when a civil war in China spirals into global conflict. Nations are destroyed. Millions are killed. And for many, like US
Air Force pilot Alec Killian (Lance Roger Axt), survival will mean shedding some of his humanity in exchange for biotech and
machine. Is this the ultimate corruption of nature, or the birth pains of a new chapter in mankind’s evolution?
Adapted from Finney's graphic novel series of the same name, William Dufris'
production communicates the thrill of working with new technology through a combination of cries and sound-effects.
Killian and his fellow-pilots have a job to do, but they actively enjoy the task of eliminating enemy planes with

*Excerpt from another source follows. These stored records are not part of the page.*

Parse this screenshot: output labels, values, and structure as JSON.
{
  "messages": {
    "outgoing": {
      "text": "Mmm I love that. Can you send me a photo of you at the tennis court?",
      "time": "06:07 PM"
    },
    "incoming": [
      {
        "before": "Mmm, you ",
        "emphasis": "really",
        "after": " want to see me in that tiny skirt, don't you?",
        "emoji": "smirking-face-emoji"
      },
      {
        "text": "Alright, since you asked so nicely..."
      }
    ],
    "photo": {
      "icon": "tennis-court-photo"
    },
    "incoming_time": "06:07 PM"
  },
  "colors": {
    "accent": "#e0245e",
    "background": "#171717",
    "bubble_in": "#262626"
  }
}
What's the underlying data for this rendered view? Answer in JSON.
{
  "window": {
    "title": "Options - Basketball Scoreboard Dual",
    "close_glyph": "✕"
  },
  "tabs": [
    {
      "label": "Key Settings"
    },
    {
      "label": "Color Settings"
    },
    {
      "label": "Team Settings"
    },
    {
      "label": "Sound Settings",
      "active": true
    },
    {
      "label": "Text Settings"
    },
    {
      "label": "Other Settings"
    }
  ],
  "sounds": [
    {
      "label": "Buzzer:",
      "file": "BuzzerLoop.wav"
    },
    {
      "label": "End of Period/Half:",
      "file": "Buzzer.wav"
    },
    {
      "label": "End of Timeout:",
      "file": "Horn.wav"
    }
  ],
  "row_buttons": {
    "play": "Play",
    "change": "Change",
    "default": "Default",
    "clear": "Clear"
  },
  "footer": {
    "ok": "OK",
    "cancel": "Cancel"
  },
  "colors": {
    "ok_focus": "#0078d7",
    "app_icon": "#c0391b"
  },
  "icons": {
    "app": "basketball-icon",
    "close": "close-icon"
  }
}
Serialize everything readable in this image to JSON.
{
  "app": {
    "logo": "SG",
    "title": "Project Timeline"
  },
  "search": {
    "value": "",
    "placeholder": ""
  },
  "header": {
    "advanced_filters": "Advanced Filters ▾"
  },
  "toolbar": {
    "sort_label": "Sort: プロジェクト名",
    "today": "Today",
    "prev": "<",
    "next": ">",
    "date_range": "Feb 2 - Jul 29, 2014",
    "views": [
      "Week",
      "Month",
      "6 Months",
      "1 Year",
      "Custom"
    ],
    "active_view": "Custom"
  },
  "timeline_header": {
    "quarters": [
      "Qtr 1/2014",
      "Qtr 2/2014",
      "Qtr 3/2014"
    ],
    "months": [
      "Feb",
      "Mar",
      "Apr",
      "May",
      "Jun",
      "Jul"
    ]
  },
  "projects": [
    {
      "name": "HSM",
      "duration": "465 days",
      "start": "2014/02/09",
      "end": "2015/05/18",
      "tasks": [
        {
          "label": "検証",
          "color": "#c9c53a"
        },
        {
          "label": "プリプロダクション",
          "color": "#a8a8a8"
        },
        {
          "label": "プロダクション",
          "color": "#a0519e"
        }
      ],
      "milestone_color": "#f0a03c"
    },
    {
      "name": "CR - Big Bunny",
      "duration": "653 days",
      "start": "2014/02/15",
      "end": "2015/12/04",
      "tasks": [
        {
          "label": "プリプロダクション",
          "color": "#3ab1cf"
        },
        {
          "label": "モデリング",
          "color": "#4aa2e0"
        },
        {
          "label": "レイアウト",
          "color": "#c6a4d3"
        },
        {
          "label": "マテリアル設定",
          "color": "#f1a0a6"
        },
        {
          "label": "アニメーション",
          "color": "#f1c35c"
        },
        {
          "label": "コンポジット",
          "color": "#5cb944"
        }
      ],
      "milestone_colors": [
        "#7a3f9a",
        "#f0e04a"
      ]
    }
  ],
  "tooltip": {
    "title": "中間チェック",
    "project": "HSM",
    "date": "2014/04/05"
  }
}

their state-of-the-art machinery. To an extent the radio drama celebrates masculinity; only the fittest and the brainiest
The pilots' expedition is termed Operation Prometheus, reminding us
that the god was a trickster figure who was entrusted with the creation of humankind. His attempts to better
the lives of human beings brought him into contact with Zeus. He eventually ended up delivering fire to human beings delivered
within a fennel-stalk. The elemental imagery associated with the Promethean myth seems eminently suitable for this drama.
The action is cleverly constructed, combining past and present. We hear the pilots'
immediate experience of flying, which is contrasted with flashbacks to the time when they start training. We do not find out
the cause of the conflict until the fourth episode, suggesting a "strike first, ask questions later" approach on the pilots'
behalf. This structure is a clever one, providing much-need sonic relief from the sonic whizz-bang of the pilots in action,
with radios crackling away in the background.
Titanium Rain is not for the faint-hearted; but nonetheless proves
how radio drama provides the ideal medium for presenting epic dramas at minimal cost, with the varied sounds encouraging listeners
to use their collective imagination,